They were built to withstand the dirtiest, wettest and wildest (you name it) workdays or weather conditions. Which are they? Well, there are duck, mud, rain and snow boots, but there are also general purpose work boots. While the former don’t protect much more than water, the latter are often equipped with protective toes and padded collars. They are best suited for places where injuries could (but hopefully won’t) happen.
What to look for
With work boots, whatever your job, you want a design that can perform everyday but also protects your feet from moving vehicles, heavy objects or slippery floors – whatever the day throws at you. Versatility is important, but so is comfort. If your job requires work boots, it’s fair to say that you probably work standing up. A comfortable insole is a must, but most boots are big enough to accommodate an insert – like Fulton’s cork, which molds to your foot with wear.
Other must-haves include a high collar, reinforced toe, lug sole and non-slip tread. Tall boots can protect your ankle as well as areas where trouser hems might be exposed when you stand up. Steel toes are a smart choice, but they are expensive. Most people can get by with a reinforced toe box alone. The lug sole and non-slip tread ensure control on slippery surfaces, in muddy work areas or on debris-covered jobsites.

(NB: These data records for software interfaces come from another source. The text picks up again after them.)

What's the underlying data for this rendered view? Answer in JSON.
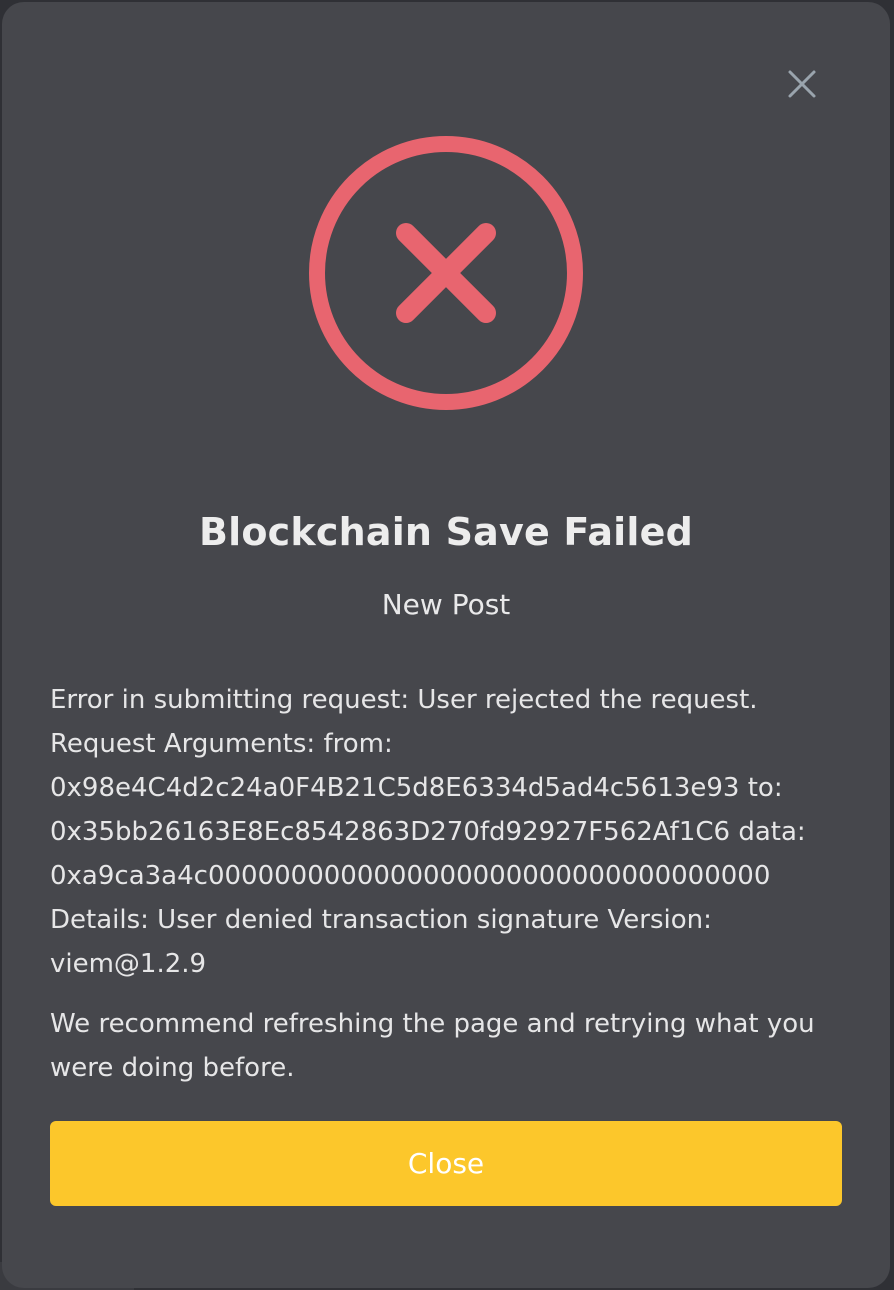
{
  "modal": {
    "close_icon": "close-icon",
    "status_icon": "error-circle-x-icon",
    "title": "Blockchain Save Failed",
    "subtitle": "New Post",
    "error_lines": [
      "Error in submitting request: User rejected the request.",
      "Request Arguments: from:",
      "0x98e4C4d2c24a0F4B21C5d8E6334d5ad4c5613e93 to:",
      "0x35bb26163E8Ec8542863D270fd92927F562Af1C6 data:",
      "0xa9ca3a4c0000000000000000000000000000000000",
      "Details: User denied transaction signature Version:",
      "viem@1.2.9"
    ],
    "recommend_lines": [
      "We recommend refreshing the page and retrying what you",
      "were doing before."
    ],
    "button_label": "Close"
  },
  "colors": {
    "modal_bg": "#46474c",
    "error_red": "#e8656f",
    "button_yellow": "#fcc72b",
    "close_icon_gray": "#9aa4ad"
  }
}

And, as we say with all boots, really, an expensive boot is almost always worth as long as its features justify the price – not just its aesthetics. Not only do great boots last longer, they also look better as they age, saving you the money you’d otherwise spend every year on a new pair.
Terms to know
A steel toe is the surest way to ensure that yours won’t be crushed under moving machinery or unwanted raw materials. Of course, there are other options – a cap or aluminum – but steel is the stronger choice.
Electric Shock Resistant (ESR), Heat Resistant (HR), Acid Resistant (AR), Electrical Hazard (EH)
These are all ratings that determine whether a boot will prevent electric shock if you walk on exposed wire, maintain high temperatures, protect against acid erosion, and more.
A membrane, in this industry, is a protective layer that separates the wearer inside the boot from the elements. Membranes are also often breathable, so they keep you dry while letting sweat evaporate.
A leather boot can be waterproofed using an oil coating. Most oiled boots also require minimal care and maintenance – just cleaning and conditioning every few months (or sooner if you really put them to the test).